- _PROBLEM_
Output an exact reproduction of the data.

- _MATERIAL TO PROCESS_

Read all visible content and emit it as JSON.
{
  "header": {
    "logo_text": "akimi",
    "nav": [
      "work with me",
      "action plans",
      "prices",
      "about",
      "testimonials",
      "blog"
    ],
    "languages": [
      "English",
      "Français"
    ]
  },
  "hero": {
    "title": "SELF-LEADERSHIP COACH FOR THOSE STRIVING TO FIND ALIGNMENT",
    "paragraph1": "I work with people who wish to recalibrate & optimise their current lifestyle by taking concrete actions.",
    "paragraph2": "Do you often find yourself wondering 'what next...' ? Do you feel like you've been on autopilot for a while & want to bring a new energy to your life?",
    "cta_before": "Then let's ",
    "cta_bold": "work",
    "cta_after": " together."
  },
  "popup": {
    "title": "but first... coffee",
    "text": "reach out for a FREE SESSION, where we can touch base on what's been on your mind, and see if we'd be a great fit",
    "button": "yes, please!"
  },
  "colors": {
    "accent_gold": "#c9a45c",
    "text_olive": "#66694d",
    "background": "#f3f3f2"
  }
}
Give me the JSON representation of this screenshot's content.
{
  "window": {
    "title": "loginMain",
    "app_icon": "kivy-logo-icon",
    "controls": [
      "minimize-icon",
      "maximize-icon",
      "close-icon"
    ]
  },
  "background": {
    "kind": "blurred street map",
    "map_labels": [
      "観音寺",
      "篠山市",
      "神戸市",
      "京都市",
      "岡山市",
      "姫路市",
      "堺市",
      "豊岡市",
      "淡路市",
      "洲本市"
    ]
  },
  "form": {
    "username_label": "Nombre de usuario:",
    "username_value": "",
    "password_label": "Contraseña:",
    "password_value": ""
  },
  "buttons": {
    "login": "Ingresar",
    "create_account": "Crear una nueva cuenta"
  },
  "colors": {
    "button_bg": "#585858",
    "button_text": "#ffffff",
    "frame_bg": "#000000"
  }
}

- _WRITTEN RESPONSE_
Read all visible content and emit it as JSON.
{
  "header": {
    "logo_text": "akimi",
    "nav": [
      "work with me",
      "action plans",
      "prices",
      "about",
      "testimonials",
      "blog"
    ],
    "languages": [
      "English",
      "Français"
    ]
  },
  "hero": {
    "title": "SELF-LEADERSHIP COACH FOR THOSE STRIVING TO FIND ALIGNMENT",
    "paragraph1": "I work with people who wish to recalibrate & optimise their current lifestyle by taking concrete actions.",
    "paragraph2": "Do you often find yourself wondering 'what next...' ? Do you feel like you've been on autopilot for a while & want to bring a new energy to your life?",
    "cta_before": "Then let's ",
    "cta_bold": "work",
    "cta_after": " together."
  },
  "popup": {
    "title": "but first... coffee",
    "text": "reach out for a FREE SESSION, where we can touch base on what's been on your mind, and see if we'd be a great fit",
    "button": "yes, please!"
  },
  "colors": {
    "accent_gold": "#c9a45c",
    "text_olive": "#66694d",
    "background": "#f3f3f2"
  }
}
Give me the JSON representation of this screenshot's content.
{
  "window": {
    "title": "loginMain",
    "app_icon": "kivy-logo-icon",
    "controls": [
      "minimize-icon",
      "maximize-icon",
      "close-icon"
    ]
  },
  "background": {
    "kind": "blurred street map",
    "map_labels": [
      "観音寺",
      "篠山市",
      "神戸市",
      "京都市",
      "岡山市",
      "姫路市",
      "堺市",
      "豊岡市",
      "淡路市",
      "洲本市"
    ]
  },
  "form": {
    "username_label": "Nombre de usuario:",
    "username_value": "",
    "password_label": "Contraseña:",
    "password_value": ""
  },
  "buttons": {
    "login": "Ingresar",
    "create_account": "Crear una nueva cuenta"
  },
  "colors": {
    "button_bg": "#585858",
    "button_text": "#ffffff",
    "frame_bg": "#000000"
  }
}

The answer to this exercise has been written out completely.